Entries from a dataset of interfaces
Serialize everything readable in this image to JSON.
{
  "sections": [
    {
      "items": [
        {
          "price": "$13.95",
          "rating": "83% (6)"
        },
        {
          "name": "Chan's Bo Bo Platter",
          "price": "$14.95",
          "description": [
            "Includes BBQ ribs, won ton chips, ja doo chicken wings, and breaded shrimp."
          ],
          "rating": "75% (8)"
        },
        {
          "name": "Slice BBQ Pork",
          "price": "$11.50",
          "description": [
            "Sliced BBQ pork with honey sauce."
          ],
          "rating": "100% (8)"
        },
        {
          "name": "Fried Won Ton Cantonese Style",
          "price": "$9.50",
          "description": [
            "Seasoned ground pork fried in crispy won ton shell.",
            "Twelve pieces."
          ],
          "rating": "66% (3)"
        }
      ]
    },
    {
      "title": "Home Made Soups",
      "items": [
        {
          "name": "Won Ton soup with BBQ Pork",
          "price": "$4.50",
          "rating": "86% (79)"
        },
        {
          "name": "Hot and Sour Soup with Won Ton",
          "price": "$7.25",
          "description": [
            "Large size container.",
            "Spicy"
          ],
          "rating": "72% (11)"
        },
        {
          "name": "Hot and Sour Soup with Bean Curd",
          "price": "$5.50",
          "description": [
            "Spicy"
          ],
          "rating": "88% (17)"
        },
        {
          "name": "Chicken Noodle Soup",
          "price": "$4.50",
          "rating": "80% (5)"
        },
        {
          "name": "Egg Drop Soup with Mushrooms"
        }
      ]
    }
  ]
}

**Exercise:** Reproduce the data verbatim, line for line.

**Task response:**
Serialize everything readable in this image to JSON.
{
  "sections": [
    {
      "items": [
        {
          "price": "$13.95",
          "rating": "83% (6)"
        },
        {
          "name": "Chan's Bo Bo Platter",
          "price": "$14.95",
          "description": [
            "Includes BBQ ribs, won ton chips, ja doo chicken wings, and breaded shrimp."
          ],
          "rating": "75% (8)"
        },
        {
          "name": "Slice BBQ Pork",
          "price": "$11.50",
          "description": [
            "Sliced BBQ pork with honey sauce."
          ],
          "rating": "100% (8)"
        },
        {
          "name": "Fried Won Ton Cantonese Style",
          "price": "$9.50",
          "description": [
            "Seasoned ground pork fried in crispy won ton shell.",
            "Twelve pieces."
          ],
          "rating": "66% (3)"
        }
      ]
    },
    {
      "title": "Home Made Soups",
      "items": [
        {
          "name": "Won Ton soup with BBQ Pork",
          "price": "$4.50",
          "rating": "86% (79)"
        },
        {
          "name": "Hot and Sour Soup with Won Ton",
          "price": "$7.25",
          "description": [
            "Large size container.",
            "Spicy"
          ],
          "rating": "72% (11)"
        },
        {
          "name": "Hot and Sour Soup with Bean Curd",
          "price": "$5.50",
          "description": [
            "Spicy"
          ],
          "rating": "88% (17)"
        },
        {
          "name": "Chicken Noodle Soup",
          "price": "$4.50",
          "rating": "80% (5)"
        },
        {
          "name": "Egg Drop Soup with Mushrooms"
        }
      ]
    }
  ]
}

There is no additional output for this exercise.